High Availablity is one of TraefikEE's core features. Since TraefikEE is running on top of diverse infrastructure and/or orchestration engines, some of them have special limitations in regards to which SLA TraefikEE can achieve.
In Kubernetes, healtchecks are performed through the kubelet. While the pods behind a service are healthchecked every couple seconds by the kubelet, it can take up to 45 seconds until Kubernetes realises that a kubelet itself is down. As Kubenetes will not start to react on that situation before it knows that a kubelet is down, that might have an impact on your SLA.
However, there are some possible workarounds, depending on the current setup:
- Modifying the Kubernetes configuration and/or adding tooling to improve Kubernetes internal health monitoring, such as for example node-problem-detector
- Customizing the TraefikEE installation, by exposing the data node directly without using a LoadBalancer service. This will allow for a direct connection to TraefikEE which availability could potentially be checked faster from an external LB, as it bypasses the Kubernetes internal route update mechanism to the TraefikEE nodes.
However, customizing the Installation has a couple of limitations:
- It is not possible to deploy multiple TraefikEE clusters on the same Kubernetes if you need it.
- TraefikEE requires a manual installation instead of using the
- In that manual installation, you have to fix the ports to be used by the data node pods, which have to be available on each node.
- It will make scaling your TraefikEE data nodes more difficult.
In Swarm, healthchecks for the swarm nodes themselves are performed by the manager. Typically, Swarm recognizes a worker being down within 15 seconds. However, Docker Swarm recognizes a missing replicate within ~5 seconds, which is much faster.
In the default Swarm setup, high availability is achieved differently: the TraefikEE data plane is published via the Ingress Routing Mesh, which handles the incoming requests. This routing mesh is composed of IPTables and IPVS, which provide healthcheck endpoints and TCP connection retries. If a swarm node holding a TraefikEE data plane container dies, all in flight requests to that node will fail as well. Luckily, the internal IPVS will pick up failing requests and attempt to redeliver them to a different node. This means that for the given time of a missing or failing replica, some requests might be retried internally.
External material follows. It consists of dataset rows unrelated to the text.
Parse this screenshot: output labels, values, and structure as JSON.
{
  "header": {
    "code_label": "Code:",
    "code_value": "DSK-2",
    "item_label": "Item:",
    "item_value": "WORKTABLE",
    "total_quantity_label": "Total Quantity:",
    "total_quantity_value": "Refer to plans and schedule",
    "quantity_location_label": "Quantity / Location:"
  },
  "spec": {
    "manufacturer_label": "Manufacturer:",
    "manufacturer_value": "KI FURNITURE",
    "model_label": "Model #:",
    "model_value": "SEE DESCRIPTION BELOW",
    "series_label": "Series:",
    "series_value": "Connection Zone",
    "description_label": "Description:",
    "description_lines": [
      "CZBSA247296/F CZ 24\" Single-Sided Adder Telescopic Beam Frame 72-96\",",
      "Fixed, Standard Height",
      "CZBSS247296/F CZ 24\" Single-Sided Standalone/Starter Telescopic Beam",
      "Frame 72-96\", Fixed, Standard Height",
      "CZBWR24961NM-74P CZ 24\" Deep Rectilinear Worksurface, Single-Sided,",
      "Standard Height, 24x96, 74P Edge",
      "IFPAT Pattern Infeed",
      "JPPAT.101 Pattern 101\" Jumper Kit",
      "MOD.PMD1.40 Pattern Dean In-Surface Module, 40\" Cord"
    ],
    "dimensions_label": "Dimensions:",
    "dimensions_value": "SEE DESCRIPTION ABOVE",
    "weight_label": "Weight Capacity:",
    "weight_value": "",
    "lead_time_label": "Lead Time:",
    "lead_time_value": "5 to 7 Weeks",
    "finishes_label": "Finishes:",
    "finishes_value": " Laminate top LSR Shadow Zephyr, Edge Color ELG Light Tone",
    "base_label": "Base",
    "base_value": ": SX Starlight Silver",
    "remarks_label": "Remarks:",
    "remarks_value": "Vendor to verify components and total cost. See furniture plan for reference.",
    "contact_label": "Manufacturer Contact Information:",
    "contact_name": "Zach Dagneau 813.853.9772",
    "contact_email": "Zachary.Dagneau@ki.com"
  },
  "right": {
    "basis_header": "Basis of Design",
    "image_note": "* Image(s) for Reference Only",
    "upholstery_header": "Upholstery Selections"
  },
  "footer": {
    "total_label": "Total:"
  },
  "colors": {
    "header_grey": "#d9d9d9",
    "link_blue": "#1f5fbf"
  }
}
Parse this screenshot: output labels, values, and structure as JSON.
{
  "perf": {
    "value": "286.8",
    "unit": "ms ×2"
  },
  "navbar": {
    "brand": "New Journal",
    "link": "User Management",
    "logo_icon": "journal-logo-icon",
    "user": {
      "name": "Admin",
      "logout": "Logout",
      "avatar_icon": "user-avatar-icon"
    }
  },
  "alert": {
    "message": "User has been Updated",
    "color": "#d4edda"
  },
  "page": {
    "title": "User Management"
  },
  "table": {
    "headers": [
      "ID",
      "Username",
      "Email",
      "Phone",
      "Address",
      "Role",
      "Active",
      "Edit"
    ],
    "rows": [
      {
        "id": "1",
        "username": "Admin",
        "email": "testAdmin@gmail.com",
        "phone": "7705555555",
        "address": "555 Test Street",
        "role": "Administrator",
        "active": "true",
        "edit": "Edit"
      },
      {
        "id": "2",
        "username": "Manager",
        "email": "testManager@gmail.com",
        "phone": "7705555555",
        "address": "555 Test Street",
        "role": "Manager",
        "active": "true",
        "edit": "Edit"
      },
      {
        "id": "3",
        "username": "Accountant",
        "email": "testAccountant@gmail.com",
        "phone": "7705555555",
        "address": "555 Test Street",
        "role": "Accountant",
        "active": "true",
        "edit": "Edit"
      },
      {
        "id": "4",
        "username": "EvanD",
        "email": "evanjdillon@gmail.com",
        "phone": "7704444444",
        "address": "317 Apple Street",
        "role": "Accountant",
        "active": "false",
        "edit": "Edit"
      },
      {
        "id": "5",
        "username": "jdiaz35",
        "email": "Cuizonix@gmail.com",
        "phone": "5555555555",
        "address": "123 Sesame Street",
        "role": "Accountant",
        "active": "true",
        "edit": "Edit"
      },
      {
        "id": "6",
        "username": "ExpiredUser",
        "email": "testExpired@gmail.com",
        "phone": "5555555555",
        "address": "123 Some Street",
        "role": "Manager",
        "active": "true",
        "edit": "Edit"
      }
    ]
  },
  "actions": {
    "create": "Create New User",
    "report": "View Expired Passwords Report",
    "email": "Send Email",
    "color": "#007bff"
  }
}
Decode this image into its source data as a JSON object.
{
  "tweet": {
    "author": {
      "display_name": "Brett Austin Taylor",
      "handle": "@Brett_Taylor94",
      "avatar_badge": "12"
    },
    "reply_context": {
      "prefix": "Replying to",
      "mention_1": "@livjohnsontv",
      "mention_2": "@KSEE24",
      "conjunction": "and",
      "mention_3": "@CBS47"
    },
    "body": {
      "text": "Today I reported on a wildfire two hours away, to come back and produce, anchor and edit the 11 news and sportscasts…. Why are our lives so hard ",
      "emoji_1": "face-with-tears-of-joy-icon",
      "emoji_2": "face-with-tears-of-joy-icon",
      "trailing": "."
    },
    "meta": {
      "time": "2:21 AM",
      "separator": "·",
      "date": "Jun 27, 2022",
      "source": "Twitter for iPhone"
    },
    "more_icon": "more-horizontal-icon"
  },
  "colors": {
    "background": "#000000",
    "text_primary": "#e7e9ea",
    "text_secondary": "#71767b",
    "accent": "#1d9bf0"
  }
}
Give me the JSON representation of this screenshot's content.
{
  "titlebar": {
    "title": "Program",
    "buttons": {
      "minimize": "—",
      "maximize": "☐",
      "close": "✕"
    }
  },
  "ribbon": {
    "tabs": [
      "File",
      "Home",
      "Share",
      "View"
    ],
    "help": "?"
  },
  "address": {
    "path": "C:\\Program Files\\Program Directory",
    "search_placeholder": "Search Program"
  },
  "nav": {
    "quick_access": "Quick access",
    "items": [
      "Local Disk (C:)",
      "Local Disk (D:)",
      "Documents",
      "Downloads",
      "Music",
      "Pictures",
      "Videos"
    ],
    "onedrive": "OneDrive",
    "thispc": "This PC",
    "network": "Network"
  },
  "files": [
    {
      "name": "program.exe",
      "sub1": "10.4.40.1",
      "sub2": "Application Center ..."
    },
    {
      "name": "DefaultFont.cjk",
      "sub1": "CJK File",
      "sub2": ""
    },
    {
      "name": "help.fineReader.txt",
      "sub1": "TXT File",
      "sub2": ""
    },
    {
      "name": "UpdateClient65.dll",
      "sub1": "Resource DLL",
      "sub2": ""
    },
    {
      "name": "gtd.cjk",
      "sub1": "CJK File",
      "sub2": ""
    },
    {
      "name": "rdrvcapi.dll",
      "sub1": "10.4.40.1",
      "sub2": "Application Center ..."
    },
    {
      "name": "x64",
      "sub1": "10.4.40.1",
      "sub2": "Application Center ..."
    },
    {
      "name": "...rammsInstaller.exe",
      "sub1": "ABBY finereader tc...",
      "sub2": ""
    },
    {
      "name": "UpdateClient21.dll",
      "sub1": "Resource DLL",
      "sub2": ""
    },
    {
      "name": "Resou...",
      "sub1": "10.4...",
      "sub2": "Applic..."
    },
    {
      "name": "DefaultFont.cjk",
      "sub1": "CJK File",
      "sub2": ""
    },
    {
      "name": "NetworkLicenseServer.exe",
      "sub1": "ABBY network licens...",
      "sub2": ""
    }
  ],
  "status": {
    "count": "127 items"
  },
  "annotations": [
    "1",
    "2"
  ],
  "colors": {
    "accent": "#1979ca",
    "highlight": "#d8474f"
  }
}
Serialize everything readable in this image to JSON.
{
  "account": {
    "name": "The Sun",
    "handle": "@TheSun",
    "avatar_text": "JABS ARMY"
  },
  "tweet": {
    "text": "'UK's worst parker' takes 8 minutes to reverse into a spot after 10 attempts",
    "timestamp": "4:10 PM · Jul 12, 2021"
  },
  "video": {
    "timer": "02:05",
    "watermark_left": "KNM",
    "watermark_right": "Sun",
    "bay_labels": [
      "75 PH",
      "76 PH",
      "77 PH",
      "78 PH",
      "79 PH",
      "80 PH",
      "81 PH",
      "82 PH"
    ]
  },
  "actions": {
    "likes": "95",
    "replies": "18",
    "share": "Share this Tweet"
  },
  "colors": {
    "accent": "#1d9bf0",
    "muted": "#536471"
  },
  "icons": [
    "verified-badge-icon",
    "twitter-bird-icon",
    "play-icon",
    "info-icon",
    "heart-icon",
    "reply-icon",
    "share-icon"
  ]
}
However, as long as there is at least one available node in the data plane, a node will answer the retried requests and no requests will be dropped from the users perspective.
Alternatively, it is also possible to publish the data nodes ports with a host bind directly. This allows your external load balancer to communicate directly with the nodes and provides better performance. However, you will loose benefits such as the port being available on every node.